Looking only at the lines below that contain "unit", give the number of them and no other text.

*** Opening Dataset entries ***

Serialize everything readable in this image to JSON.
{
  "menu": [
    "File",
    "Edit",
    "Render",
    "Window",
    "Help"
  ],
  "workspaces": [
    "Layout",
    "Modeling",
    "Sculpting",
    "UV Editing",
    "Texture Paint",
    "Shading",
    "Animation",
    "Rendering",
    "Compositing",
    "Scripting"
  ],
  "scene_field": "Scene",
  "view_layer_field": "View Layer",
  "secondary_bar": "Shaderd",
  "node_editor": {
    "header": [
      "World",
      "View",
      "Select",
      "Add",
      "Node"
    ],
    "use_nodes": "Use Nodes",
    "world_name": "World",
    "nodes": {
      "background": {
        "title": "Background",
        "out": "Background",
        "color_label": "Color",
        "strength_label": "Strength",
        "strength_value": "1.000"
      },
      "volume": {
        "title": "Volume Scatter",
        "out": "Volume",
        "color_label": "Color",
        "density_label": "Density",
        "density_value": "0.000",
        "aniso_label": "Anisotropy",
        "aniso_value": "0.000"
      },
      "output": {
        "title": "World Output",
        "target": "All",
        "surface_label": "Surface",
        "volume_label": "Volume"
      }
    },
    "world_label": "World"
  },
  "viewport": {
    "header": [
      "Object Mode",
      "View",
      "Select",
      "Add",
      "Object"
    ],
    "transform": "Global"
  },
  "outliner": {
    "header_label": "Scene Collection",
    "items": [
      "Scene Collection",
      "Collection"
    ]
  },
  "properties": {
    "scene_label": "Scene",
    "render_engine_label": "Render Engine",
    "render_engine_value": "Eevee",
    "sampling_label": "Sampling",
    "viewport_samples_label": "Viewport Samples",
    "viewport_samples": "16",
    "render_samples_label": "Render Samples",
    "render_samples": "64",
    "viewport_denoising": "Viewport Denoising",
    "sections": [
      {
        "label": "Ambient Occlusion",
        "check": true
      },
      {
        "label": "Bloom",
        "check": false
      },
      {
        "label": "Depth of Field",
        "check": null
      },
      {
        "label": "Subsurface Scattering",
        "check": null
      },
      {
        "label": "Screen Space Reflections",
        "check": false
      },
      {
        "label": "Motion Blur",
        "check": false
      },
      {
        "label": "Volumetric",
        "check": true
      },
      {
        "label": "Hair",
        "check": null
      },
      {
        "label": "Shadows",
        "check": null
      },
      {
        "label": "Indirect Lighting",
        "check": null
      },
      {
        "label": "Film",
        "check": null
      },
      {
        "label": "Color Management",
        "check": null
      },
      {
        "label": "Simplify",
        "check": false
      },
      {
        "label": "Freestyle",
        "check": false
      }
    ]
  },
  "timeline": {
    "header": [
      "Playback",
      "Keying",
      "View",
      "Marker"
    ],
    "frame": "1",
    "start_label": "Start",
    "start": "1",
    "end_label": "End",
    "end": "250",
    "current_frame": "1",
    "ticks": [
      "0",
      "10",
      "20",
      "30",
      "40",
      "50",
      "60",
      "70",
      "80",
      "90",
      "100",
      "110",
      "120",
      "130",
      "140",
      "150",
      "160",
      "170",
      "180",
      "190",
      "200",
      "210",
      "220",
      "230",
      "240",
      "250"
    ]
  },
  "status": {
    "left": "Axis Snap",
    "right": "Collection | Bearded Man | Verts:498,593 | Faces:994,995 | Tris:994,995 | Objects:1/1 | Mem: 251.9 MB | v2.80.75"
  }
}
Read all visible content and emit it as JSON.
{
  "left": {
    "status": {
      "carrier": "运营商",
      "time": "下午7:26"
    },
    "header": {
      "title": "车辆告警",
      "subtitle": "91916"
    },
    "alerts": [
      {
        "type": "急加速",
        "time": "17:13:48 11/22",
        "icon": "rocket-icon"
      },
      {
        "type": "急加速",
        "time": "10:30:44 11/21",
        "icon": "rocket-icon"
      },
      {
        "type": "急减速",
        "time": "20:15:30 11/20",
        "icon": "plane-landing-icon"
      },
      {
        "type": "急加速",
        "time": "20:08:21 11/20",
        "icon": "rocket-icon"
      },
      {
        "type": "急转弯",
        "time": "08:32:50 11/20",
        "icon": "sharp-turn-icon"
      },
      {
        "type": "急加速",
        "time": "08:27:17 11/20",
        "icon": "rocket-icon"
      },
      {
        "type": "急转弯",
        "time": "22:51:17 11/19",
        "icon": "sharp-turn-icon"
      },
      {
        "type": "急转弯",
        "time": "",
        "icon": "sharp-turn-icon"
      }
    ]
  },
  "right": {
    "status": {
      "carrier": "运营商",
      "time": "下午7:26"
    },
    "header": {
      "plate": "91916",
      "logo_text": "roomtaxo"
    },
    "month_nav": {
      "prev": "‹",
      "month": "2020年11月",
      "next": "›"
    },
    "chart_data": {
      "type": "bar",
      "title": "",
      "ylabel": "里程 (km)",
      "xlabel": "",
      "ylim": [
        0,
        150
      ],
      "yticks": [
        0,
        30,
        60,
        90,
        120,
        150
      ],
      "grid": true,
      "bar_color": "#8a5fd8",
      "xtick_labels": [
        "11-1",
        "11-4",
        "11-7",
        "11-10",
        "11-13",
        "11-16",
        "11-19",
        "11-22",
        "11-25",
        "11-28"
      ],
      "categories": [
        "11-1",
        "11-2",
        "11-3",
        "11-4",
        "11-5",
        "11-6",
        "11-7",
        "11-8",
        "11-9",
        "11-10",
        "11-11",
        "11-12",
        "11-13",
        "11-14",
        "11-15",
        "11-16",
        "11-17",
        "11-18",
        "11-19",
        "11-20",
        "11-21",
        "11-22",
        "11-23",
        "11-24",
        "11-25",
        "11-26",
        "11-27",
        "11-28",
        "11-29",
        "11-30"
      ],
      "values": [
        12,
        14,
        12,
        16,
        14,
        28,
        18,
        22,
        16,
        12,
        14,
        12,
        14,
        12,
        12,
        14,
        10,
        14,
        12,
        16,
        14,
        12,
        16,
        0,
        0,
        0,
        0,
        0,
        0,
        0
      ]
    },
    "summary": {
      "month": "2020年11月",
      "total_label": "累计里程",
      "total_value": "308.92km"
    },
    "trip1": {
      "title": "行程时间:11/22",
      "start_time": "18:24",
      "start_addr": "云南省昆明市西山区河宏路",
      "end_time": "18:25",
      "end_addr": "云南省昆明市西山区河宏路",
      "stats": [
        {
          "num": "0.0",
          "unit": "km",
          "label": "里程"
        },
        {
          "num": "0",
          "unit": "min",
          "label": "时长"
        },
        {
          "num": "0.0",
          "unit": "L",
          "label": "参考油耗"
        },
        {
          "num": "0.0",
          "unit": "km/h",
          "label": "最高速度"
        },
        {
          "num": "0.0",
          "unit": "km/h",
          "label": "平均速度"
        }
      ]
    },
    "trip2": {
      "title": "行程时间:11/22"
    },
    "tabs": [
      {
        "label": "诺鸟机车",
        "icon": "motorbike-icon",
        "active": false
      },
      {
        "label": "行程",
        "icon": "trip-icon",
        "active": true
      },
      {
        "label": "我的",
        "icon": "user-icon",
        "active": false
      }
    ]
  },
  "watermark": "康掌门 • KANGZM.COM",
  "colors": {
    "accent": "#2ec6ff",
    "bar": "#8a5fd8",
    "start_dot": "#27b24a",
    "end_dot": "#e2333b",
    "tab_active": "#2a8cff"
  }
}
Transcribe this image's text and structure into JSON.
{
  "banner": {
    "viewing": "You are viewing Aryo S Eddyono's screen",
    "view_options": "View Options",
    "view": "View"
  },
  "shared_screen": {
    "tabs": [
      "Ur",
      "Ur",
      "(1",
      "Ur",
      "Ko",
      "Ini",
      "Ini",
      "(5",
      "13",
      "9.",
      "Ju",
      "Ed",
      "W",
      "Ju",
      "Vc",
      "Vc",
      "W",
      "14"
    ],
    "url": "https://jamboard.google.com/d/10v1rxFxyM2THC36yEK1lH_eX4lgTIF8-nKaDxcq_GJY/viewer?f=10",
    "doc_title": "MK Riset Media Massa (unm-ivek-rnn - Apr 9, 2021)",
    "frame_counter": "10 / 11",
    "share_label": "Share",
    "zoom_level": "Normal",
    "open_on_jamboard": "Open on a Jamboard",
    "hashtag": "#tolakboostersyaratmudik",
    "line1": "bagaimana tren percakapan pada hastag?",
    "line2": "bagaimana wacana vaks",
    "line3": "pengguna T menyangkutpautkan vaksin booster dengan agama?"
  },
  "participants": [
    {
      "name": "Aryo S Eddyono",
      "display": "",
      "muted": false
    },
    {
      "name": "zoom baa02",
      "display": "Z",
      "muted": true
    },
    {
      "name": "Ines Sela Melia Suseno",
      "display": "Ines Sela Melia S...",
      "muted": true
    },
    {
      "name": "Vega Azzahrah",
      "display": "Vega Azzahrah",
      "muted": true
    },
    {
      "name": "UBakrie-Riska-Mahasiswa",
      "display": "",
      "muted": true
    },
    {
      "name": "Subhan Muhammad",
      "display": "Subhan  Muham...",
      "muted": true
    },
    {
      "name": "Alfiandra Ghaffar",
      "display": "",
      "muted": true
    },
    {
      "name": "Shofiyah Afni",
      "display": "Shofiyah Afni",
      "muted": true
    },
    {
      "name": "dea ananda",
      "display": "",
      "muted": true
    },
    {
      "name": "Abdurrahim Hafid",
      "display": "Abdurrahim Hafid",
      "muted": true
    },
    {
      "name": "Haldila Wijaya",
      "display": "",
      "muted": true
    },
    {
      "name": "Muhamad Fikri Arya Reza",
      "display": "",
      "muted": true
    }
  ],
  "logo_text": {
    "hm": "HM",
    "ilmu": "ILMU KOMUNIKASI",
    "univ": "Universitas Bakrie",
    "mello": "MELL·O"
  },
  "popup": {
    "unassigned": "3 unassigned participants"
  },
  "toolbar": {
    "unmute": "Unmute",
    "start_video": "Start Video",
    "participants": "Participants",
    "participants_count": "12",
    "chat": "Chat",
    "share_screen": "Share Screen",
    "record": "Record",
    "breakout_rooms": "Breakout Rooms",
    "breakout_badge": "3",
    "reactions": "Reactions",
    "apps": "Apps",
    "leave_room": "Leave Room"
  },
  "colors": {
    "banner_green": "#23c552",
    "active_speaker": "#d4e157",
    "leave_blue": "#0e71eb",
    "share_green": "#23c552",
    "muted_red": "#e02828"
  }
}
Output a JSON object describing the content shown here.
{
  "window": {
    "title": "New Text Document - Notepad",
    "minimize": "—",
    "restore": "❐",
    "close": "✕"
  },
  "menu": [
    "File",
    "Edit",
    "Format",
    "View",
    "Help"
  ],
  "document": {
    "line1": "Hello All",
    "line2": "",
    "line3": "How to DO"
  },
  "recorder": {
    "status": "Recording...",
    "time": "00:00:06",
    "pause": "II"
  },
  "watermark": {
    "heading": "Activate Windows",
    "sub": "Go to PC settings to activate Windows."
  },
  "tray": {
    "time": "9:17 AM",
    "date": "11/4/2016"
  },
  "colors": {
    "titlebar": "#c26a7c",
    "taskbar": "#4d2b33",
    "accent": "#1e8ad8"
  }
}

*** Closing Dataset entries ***

## Output of the exercise
5